For many, real estate lingo can be confusing, and this is understandable. There are a lot of terms that are rarely heard outside of the context of real estate transactions. To help our clients cut through the confusion, we have prepared this glossary of real estate terminology.
Adjustable Rate Mortgage – A type of mortgage where the interest rate and monthly payments can be altered to keep pace with market conditions. An ARM, as it is called, may be adjusted on a monthly basis, if needed. The term is sometimes used interchangeably with variable rate mortgage.
APR – Annual Percentage Rate. The yearly amount of interest on a mortgage, expressed as a percentage.
Adverse Possession – When an individual who is not the owner takes control of a property without consent.
Amortization Period – The length of time required to completely pay off a mortgage loan, provided that regular payments are made according to schedule. The standard amortization period of mortgages is 25 years, although sometimes it is significantly shorter.
Appraisal – To calculate the value of a property. Appraisals must be done by qualified individuals in order to be valid for mortgage purposes.
Conventional Mortgage – A mortgage that is not secured by Canada Mortgage and Housing Corporation (CMHC) or a comparable organization (e.g., GE Capital).
Closed Mortgage – A type of mortgage whose terms cannot be altered or renegotiated. It is generally not possible to pay off a closed mortgage early without penalty.
Default – A mortgagor’s failure to obey one or more obligations set forth in the mortgage agreement (e.g., stopping monthly payments). Remaining in default can endanger the mortgagor’s right to the property.

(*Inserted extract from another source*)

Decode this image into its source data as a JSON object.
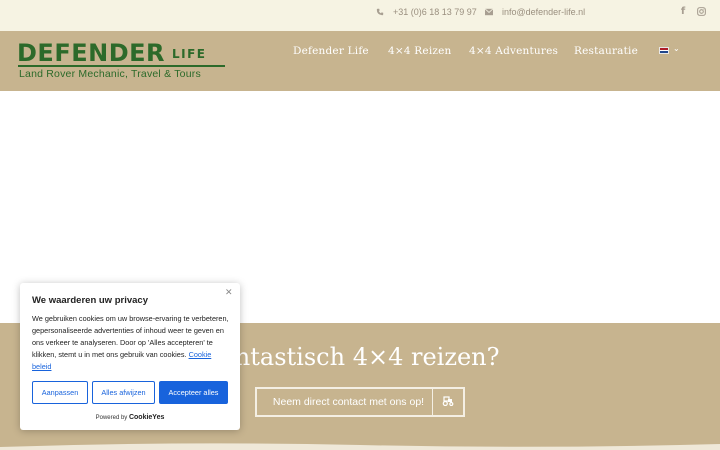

Equity – The mortgagor’s share in the value of a home. It is calculated by subtracting the current amount of the mortgage from the market value of the property. The balance is the equity.
Foreclosure – A court-ordered process that allows the mortgagee to take possession of a property that is in default.
Maturity Date – The date on which the principal on a mortgage loan is due to be fully paid.
Mortgage – A type of loan used to purchase property. The loan consists of the principal plus interest (mortgage rate). The person who takes out a mortgage loan—the borrower—is called a mortgagor, while the lender is called the mortgagee. Chargor and chargee are alternative terms for these two entities.
Mortgage Broker – The individual who acts as the middleman between the mortgage lender and the borrower.
Open Mortgage – A type of mortgage whose terms can be adjusted. It can also be paid off at any time. For example, in an open mortgage the borrower can elect to pay extra in order to reduce the principal earlier than scheduled.
Rate Cap – The upper limit of an adjustable interest rate. Also called a capped rate.
Refinancing – Replacing an old mortgage with a new one, often with terms more beneficial to the mortgagor.
Underwriter – A person who is responsible for approving a mortgage loan. Underwriters are employed in-house by the mortgage lender or by an outside organization such as a bank.
Term – The length of time in which an interest rate associated with a mortgage is valid.
Variable Rate Mortgage – A type of mortgage where the interest changes in accordance with market conditions. In a variable rate mortgage, the interest can be altered but the monthly payments cannot—this distinguishes it from an adjustable rate mortgage (ARM). In practice, however, these two terms are often used interchangeably.